The author, Andrew Sharp, is a medical doctor, and this shines through his writing. I love books written by doctors. Ever since I discovered Michael Crichton’s books as a teenager I have noticed that doctors seem to have an incredible gift for writing about human nature. Perhaps it is because they see so much more of it in the course of their work, or because they are more intelligent than the average person, either way the doctor’s magic is present throughout this book. It is packed with insightful observations about society and detailed medical knowledge.

The first half of the book concentrates on the lives of the two very different boys growing up in East Africa and is one of the best pieces of writing about life as a child I have seen. I was captivated by their innocent view of the world and loved their childish banter. The author perfectly captures the minds of the two boys – and to be able to do this convincingly with two completely different cultures is an outstanding achievement.

The Ghosts of Eden also reveals much about the superstitions and spirit world of the African people. Although I have read a few books which have contained this subject before (most notably Ben Okri’s Famished Road) This is the first book in which I have been made to understand their belief system and not just been confused by it.

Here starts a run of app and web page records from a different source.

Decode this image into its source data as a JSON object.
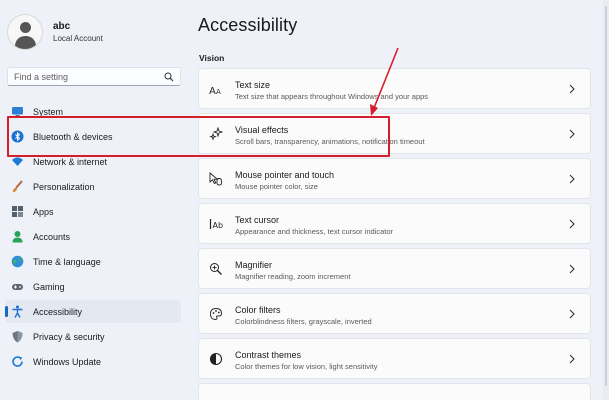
{
  "profile": {
    "name": "abc",
    "subtitle": "Local Account"
  },
  "search": {
    "placeholder": "Find a setting"
  },
  "nav": {
    "items": [
      {
        "label": "System",
        "icon": "system-icon"
      },
      {
        "label": "Bluetooth & devices",
        "icon": "bluetooth-icon"
      },
      {
        "label": "Network & internet",
        "icon": "wifi-icon"
      },
      {
        "label": "Personalization",
        "icon": "brush-icon"
      },
      {
        "label": "Apps",
        "icon": "apps-icon"
      },
      {
        "label": "Accounts",
        "icon": "person-icon"
      },
      {
        "label": "Time & language",
        "icon": "globe-icon"
      },
      {
        "label": "Gaming",
        "icon": "gamepad-icon"
      },
      {
        "label": "Accessibility",
        "icon": "accessibility-icon",
        "active": true
      },
      {
        "label": "Privacy & security",
        "icon": "shield-icon"
      },
      {
        "label": "Windows Update",
        "icon": "update-icon"
      }
    ],
    "accent": "#1467c3"
  },
  "main": {
    "title": "Accessibility",
    "section": "Vision",
    "cards": [
      {
        "title": "Text size",
        "desc": "Text size that appears throughout Windows and your apps",
        "icon": "text-size-icon"
      },
      {
        "title": "Visual effects",
        "desc": "Scroll bars, transparency, animations, notification timeout",
        "icon": "visual-effects-icon",
        "highlighted": true
      },
      {
        "title": "Mouse pointer and touch",
        "desc": "Mouse pointer color, size",
        "icon": "mouse-pointer-icon"
      },
      {
        "title": "Text cursor",
        "desc": "Appearance and thickness, text cursor indicator",
        "icon": "text-cursor-icon"
      },
      {
        "title": "Magnifier",
        "desc": "Magnifier reading, zoom increment",
        "icon": "magnifier-icon"
      },
      {
        "title": "Color filters",
        "desc": "Colorblindness filters, grayscale, inverted",
        "icon": "color-filters-icon"
      },
      {
        "title": "Contrast themes",
        "desc": "Color themes for low vision, light sensitivity",
        "icon": "contrast-icon"
      }
    ]
  },
  "annotation": {
    "color": "#d21f2c"
  }
}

Unfortunately, the book goes downhill a bit in the middle section. The lives of the boys as adults did not interest me anywhere near as much as that of their childhood. In fact, I didn’t like either of them very much when they meet for the first time and fall in love with the same woman. Luckily the plot held my attention and the ending was good enough to make up for the minor lapse of the middle section.

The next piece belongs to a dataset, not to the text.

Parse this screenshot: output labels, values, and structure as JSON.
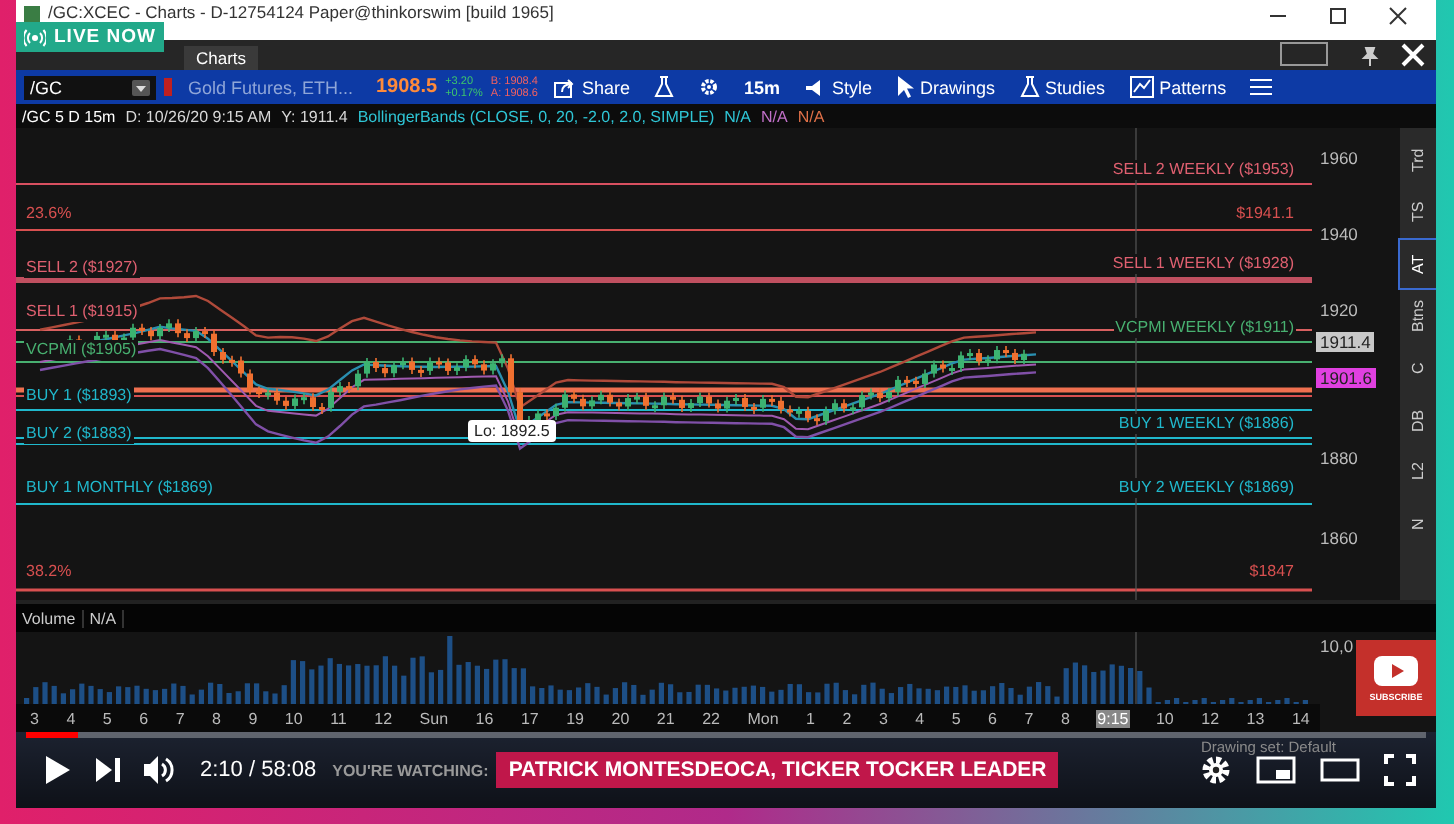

I highly recommend this to anyone who wants to read about African culture, without battling with symbolism or the endless horrors of war. It is a beautifully written story, and I think it has just become my favourite book with an African setting.


What is your favourite book set in Africa?

Have you noticed that doctors make great authors?

2009 Recommended books Short Story

The Thing Around Your Neck – Chimamanda Ngozi Adichie

This is the best selection of short stories I have ever read! Chimamanda’s ability to draw you into each of the characters in such a small space of time is phenomenal. The short stories are focused upon Nigerian life, but many of them are based in the west. The balance between tragedy and happiness is perfect, leading to a book which does not dwell on hardship, but shows vivid glimpses of it, making the messages come across far more powerfully than continual horrific scenes.

Each story is unique, and although they all contain Nigerian characters, none have the same atmosphere or feel like repetitions of the same idea. The book is very easy to read, and is the perfect introduction to her writing style, as Half of a Yellow Sun, although I’m sure it will be amazing, is very long. 

The only flaw in this book is that I was left yearning to know more about each character. I could easily have read whole novels based on each short story, in fact I’d be happy to read a book written by her once a month for the rest of my life! She gets my vote for a Nobel Prize – how many books do you have to have written to qualify as a ‘body of work?’  Sorry for gushing, but talent like this needs to be read by everyone!

Highly recommended to everyone!!


I’m really looking forward to reading Half of a Yellow Sun next week, and hope it will have the character depth and plot complexity to become my third, five star read of the year.

Is Chimamanda Ngozi Adichie one of your favourite authors?

Which of her books do you like the best?

Will you be rushing out to buy a copy of this one as soon as  it is released?

If you can’t wait until June then you could order a copy from the UK – just click on the book cover above!

Have you ever ordered a copy of a book from another country, just to get it a few weeks earlier?

I’ve ordered a copy of Sarah Water’s new book, The Little Stranger from America, just so I can read it a few weeks before it is released here in the UK!!

I look forward to hearing all your thoughts!